Among the entries below, copy every line that carries the word "датой".

(Excerpted data)
● ● ● ● ●

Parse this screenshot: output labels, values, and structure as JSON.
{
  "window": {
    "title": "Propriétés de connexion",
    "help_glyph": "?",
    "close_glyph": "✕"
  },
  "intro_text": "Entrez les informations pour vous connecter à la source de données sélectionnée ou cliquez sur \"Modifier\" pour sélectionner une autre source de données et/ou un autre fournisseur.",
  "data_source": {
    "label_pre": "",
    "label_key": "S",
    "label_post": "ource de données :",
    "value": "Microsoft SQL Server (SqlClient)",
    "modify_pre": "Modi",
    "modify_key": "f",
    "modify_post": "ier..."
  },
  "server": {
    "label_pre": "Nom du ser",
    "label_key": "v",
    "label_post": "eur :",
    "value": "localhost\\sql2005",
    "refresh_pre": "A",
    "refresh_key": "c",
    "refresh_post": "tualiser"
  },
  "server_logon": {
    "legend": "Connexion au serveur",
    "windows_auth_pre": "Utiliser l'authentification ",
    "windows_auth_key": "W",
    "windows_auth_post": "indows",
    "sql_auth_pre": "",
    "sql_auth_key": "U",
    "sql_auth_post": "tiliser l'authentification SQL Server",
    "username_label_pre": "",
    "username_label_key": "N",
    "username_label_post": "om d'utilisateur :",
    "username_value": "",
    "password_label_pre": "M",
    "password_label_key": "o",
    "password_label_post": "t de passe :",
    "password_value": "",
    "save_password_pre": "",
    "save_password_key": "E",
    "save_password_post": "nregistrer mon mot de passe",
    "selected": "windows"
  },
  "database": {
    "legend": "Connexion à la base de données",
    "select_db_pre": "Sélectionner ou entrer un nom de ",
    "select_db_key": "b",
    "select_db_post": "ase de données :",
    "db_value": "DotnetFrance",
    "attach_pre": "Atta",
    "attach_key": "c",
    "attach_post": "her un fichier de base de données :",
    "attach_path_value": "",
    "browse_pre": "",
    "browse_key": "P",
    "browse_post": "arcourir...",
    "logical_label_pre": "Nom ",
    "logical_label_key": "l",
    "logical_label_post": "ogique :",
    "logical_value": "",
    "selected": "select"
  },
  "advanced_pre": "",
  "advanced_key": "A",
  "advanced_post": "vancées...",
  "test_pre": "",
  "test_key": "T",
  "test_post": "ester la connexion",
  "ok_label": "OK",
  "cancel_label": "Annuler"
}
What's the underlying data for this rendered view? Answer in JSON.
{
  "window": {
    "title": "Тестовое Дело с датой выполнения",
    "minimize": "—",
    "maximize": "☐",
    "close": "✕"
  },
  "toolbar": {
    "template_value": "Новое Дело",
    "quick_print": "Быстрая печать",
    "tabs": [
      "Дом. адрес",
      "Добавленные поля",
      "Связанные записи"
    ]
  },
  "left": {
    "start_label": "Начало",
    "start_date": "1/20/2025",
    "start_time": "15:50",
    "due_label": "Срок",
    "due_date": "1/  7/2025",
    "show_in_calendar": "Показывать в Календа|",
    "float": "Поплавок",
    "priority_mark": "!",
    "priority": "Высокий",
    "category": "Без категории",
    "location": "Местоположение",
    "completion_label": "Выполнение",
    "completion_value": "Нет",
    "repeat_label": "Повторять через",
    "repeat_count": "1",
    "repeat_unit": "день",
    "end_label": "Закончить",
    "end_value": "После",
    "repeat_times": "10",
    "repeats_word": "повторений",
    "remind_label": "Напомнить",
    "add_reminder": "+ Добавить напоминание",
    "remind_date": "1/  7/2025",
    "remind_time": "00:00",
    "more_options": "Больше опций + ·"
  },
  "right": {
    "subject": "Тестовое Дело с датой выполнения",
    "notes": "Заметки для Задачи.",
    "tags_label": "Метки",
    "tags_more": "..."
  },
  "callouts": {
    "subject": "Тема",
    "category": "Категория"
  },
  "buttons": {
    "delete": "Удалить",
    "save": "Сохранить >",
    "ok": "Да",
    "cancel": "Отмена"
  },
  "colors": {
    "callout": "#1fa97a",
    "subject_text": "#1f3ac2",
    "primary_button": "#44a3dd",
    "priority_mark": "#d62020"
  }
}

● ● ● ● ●

(Reply)
    "title": "Тестовое Дело с датой выполнения",
    "subject": "Тестовое Дело с датой выполнения",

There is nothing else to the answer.